**Your instructions:** Output every entry exactly as it appears.

**Records supplied:**
○ ○ ○ ○ ○ ○ ○

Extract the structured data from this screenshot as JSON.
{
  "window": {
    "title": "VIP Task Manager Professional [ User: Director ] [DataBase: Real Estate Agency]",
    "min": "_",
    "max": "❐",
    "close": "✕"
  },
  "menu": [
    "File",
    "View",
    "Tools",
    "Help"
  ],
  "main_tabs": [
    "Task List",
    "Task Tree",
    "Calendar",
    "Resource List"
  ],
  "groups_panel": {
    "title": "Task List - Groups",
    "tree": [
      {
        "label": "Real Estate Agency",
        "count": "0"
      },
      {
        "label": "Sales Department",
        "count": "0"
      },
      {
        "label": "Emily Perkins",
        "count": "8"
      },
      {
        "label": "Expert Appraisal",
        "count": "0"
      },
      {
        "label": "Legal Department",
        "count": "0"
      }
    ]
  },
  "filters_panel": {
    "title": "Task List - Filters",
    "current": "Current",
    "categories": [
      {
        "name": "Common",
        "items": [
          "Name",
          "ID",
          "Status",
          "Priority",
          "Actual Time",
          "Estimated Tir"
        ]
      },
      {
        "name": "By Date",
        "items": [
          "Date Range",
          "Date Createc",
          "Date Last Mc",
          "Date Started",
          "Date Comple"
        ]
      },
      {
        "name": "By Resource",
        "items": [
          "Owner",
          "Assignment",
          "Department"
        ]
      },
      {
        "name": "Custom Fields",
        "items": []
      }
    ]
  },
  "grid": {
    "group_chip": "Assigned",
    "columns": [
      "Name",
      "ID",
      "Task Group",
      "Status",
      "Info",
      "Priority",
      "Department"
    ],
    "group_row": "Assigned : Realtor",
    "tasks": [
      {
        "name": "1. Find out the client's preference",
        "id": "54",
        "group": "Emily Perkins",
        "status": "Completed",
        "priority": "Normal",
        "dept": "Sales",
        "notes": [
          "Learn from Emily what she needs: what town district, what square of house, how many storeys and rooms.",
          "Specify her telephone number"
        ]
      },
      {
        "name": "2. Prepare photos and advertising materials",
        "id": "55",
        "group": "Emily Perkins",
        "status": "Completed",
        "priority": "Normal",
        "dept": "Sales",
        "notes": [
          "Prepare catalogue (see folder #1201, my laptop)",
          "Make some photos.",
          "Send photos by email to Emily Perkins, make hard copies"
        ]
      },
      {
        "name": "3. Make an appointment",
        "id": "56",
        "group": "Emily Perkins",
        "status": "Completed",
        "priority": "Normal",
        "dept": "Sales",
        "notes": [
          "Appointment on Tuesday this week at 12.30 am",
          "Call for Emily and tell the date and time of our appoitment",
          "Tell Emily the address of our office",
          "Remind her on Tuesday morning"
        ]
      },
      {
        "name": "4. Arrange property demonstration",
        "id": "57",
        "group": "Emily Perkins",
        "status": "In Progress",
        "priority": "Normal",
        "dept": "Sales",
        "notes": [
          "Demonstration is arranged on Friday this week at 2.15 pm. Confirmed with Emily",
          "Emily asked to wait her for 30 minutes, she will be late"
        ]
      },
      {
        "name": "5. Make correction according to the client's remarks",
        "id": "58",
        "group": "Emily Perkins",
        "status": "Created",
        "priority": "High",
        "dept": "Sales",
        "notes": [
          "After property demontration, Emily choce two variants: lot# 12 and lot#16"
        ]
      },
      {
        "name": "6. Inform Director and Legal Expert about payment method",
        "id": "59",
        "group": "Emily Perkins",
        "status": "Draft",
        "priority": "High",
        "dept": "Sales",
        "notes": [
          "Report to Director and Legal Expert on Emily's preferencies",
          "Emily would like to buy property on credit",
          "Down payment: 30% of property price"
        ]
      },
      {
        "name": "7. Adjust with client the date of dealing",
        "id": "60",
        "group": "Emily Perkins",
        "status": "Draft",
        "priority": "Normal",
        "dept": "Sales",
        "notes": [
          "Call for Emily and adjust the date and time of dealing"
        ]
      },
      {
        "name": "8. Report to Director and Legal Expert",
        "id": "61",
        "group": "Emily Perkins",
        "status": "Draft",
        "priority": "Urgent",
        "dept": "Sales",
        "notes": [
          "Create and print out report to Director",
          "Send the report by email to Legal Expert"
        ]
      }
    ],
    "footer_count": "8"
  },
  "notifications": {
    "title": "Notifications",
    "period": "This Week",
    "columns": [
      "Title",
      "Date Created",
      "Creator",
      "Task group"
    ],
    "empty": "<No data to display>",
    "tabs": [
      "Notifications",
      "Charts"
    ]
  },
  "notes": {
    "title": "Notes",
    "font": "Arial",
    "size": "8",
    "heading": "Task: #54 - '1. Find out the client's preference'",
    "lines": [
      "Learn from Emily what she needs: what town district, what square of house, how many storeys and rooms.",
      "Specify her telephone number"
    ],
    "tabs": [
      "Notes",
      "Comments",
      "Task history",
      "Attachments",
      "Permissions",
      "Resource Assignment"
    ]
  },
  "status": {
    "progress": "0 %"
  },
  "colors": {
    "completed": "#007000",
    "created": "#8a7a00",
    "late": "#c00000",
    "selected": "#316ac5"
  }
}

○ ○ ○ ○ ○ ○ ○

**Task output:**
Extract the structured data from this screenshot as JSON.
{
  "window": {
    "title": "VIP Task Manager Professional [ User: Director ] [DataBase: Real Estate Agency]",
    "min": "_",
    "max": "❐",
    "close": "✕"
  },
  "menu": [
    "File",
    "View",
    "Tools",
    "Help"
  ],
  "main_tabs": [
    "Task List",
    "Task Tree",
    "Calendar",
    "Resource List"
  ],
  "groups_panel": {
    "title": "Task List - Groups",
    "tree": [
      {
        "label": "Real Estate Agency",
        "count": "0"
      },
      {
        "label": "Sales Department",
        "count": "0"
      },
      {
        "label": "Emily Perkins",
        "count": "8"
      },
      {
        "label": "Expert Appraisal",
        "count": "0"
      },
      {
        "label": "Legal Department",
        "count": "0"
      }
    ]
  },
  "filters_panel": {
    "title": "Task List - Filters",
    "current": "Current",
    "categories": [
      {
        "name": "Common",
        "items": [
          "Name",
          "ID",
          "Status",
          "Priority",
          "Actual Time",
          "Estimated Tir"
        ]
      },
      {
        "name": "By Date",
        "items": [
          "Date Range",
          "Date Createc",
          "Date Last Mc",
          "Date Started",
          "Date Comple"
        ]
      },
      {
        "name": "By Resource",
        "items": [
          "Owner",
          "Assignment",
          "Department"
        ]
      },
      {
        "name": "Custom Fields",
        "items": []
      }
    ]
  },
  "grid": {
    "group_chip": "Assigned",
    "columns": [
      "Name",
      "ID",
      "Task Group",
      "Status",
      "Info",
      "Priority",
      "Department"
    ],
    "group_row": "Assigned : Realtor",
    "tasks": [
      {
        "name": "1. Find out the client's preference",
        "id": "54",
        "group": "Emily Perkins",
        "status": "Completed",
        "priority": "Normal",
        "dept": "Sales",
        "notes": [
          "Learn from Emily what she needs: what town district, what square of house, how many storeys and rooms.",
          "Specify her telephone number"
        ]
      },
      {
        "name": "2. Prepare photos and advertising materials",
        "id": "55",
        "group": "Emily Perkins",
        "status": "Completed",
        "priority": "Normal",
        "dept": "Sales",
        "notes": [
          "Prepare catalogue (see folder #1201, my laptop)",
          "Make some photos.",
          "Send photos by email to Emily Perkins, make hard copies"
        ]
      },
      {
        "name": "3. Make an appointment",
        "id": "56",
        "group": "Emily Perkins",
        "status": "Completed",
        "priority": "Normal",
        "dept": "Sales",
        "notes": [
          "Appointment on Tuesday this week at 12.30 am",
          "Call for Emily and tell the date and time of our appoitment",
          "Tell Emily the address of our office",
          "Remind her on Tuesday morning"
        ]
      },
      {
        "name": "4. Arrange property demonstration",
        "id": "57",
        "group": "Emily Perkins",
        "status": "In Progress",
        "priority": "Normal",
        "dept": "Sales",
        "notes": [
          "Demonstration is arranged on Friday this week at 2.15 pm. Confirmed with Emily",
          "Emily asked to wait her for 30 minutes, she will be late"
        ]
      },
      {
        "name": "5. Make correction according to the client's remarks",
        "id": "58",
        "group": "Emily Perkins",
        "status": "Created",
        "priority": "High",
        "dept": "Sales",
        "notes": [
          "After property demontration, Emily choce two variants: lot# 12 and lot#16"
        ]
      },
      {
        "name": "6. Inform Director and Legal Expert about payment method",
        "id": "59",
        "group": "Emily Perkins",
        "status": "Draft",
        "priority": "High",
        "dept": "Sales",
        "notes": [
          "Report to Director and Legal Expert on Emily's preferencies",
          "Emily would like to buy property on credit",
          "Down payment: 30% of property price"
        ]
      },
      {
        "name": "7. Adjust with client the date of dealing",
        "id": "60",
        "group": "Emily Perkins",
        "status": "Draft",
        "priority": "Normal",
        "dept": "Sales",
        "notes": [
          "Call for Emily and adjust the date and time of dealing"
        ]
      },
      {
        "name": "8. Report to Director and Legal Expert",
        "id": "61",
        "group": "Emily Perkins",
        "status": "Draft",
        "priority": "Urgent",
        "dept": "Sales",
        "notes": [
          "Create and print out report to Director",
          "Send the report by email to Legal Expert"
        ]
      }
    ],
    "footer_count": "8"
  },
  "notifications": {
    "title": "Notifications",
    "period": "This Week",
    "columns": [
      "Title",
      "Date Created",
      "Creator",
      "Task group"
    ],
    "empty": "<No data to display>",
    "tabs": [
      "Notifications",
      "Charts"
    ]
  },
  "notes": {
    "title": "Notes",
    "font": "Arial",
    "size": "8",
    "heading": "Task: #54 - '1. Find out the client's preference'",
    "lines": [
      "Learn from Emily what she needs: what town district, what square of house, how many storeys and rooms.",
      "Specify her telephone number"
    ],
    "tabs": [
      "Notes",
      "Comments",
      "Task history",
      "Attachments",
      "Permissions",
      "Resource Assignment"
    ]
  },
  "status": {
    "progress": "0 %"
  },
  "colors": {
    "completed": "#007000",
    "created": "#8a7a00",
    "late": "#c00000",
    "selected": "#316ac5"
  }
}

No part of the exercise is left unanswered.